***** Exercise inputs
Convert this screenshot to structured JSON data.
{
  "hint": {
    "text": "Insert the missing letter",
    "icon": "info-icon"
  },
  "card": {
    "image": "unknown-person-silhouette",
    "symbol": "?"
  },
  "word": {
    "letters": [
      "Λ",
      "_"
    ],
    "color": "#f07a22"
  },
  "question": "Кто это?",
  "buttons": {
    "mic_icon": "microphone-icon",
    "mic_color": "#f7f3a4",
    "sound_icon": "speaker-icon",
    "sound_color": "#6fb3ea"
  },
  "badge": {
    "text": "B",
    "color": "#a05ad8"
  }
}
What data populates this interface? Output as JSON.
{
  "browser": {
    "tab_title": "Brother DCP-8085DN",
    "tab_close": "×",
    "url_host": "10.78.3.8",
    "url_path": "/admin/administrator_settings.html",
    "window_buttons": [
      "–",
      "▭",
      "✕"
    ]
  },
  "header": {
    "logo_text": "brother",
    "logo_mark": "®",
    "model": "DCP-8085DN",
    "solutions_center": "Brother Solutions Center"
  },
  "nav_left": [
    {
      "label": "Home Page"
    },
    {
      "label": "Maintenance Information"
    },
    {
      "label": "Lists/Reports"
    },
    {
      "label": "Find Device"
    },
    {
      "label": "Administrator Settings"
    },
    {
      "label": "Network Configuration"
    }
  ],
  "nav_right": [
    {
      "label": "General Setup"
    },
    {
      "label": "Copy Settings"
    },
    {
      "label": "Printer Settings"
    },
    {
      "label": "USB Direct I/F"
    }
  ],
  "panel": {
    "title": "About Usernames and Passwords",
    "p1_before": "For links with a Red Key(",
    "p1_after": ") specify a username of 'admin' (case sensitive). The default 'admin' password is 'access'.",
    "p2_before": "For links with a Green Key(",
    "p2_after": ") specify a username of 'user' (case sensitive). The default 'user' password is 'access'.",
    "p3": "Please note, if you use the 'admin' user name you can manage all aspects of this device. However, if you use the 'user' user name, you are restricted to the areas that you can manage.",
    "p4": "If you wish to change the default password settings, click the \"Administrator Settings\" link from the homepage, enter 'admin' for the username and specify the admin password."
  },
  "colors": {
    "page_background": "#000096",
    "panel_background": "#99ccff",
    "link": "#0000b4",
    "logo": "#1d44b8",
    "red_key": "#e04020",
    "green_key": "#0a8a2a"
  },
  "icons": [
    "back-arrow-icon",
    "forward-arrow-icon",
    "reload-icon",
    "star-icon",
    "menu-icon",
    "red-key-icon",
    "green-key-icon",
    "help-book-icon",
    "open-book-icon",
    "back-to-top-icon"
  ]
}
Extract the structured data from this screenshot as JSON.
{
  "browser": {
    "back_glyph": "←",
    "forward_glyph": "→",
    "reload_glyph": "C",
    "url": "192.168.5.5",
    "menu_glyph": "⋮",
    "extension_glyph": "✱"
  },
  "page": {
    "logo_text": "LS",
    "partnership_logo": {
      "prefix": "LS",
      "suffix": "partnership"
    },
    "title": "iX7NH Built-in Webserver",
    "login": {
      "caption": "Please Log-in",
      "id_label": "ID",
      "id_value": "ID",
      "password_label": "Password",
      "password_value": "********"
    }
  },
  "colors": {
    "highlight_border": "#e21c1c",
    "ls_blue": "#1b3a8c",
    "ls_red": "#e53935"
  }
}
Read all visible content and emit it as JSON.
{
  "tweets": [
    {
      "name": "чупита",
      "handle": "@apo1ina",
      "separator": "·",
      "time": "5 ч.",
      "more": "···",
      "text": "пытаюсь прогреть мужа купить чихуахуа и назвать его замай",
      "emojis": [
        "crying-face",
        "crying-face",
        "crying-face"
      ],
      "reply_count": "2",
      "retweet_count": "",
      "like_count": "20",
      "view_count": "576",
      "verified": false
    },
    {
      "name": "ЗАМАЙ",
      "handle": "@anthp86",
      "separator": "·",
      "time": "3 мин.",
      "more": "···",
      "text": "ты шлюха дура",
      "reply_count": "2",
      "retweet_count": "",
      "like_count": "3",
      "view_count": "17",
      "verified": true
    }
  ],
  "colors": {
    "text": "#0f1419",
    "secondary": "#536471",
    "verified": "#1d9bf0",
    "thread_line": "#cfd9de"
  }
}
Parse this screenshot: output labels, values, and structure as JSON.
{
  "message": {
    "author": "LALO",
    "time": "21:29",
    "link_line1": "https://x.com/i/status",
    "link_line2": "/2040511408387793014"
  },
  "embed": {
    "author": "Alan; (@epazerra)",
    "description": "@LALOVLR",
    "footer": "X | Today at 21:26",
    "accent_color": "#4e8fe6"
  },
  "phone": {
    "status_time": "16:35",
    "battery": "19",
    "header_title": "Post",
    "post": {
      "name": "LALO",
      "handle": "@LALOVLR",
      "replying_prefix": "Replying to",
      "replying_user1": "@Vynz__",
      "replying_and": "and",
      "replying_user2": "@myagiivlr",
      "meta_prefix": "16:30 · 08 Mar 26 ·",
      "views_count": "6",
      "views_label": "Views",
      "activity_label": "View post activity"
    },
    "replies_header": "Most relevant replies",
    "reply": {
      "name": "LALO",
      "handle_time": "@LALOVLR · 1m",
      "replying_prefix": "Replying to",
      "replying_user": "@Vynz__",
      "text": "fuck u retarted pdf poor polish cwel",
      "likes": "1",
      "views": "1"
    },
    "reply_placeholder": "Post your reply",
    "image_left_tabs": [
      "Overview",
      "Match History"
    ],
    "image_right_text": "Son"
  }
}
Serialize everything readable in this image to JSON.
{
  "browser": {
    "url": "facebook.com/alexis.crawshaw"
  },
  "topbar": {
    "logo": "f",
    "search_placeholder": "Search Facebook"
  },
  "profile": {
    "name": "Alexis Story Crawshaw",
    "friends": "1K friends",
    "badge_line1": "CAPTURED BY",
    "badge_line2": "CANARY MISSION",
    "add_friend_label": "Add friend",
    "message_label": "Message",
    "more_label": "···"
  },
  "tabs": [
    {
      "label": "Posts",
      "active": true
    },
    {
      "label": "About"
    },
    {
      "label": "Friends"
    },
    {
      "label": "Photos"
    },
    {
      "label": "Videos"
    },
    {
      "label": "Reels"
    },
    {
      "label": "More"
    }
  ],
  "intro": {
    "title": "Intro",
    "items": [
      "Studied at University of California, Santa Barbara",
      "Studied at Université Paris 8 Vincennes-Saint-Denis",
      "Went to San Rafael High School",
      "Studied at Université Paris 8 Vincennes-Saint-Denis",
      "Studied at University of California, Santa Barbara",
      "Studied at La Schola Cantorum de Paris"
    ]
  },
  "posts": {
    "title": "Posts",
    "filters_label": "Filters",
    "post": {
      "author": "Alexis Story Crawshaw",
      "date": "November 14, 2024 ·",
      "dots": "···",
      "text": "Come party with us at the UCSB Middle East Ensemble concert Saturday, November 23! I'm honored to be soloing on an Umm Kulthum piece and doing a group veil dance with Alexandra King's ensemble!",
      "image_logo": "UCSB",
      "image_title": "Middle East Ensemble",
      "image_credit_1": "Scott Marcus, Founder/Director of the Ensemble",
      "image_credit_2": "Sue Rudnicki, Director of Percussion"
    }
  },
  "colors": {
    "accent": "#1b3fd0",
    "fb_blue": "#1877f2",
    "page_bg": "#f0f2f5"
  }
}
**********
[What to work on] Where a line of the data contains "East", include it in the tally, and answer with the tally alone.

[Answer box] 2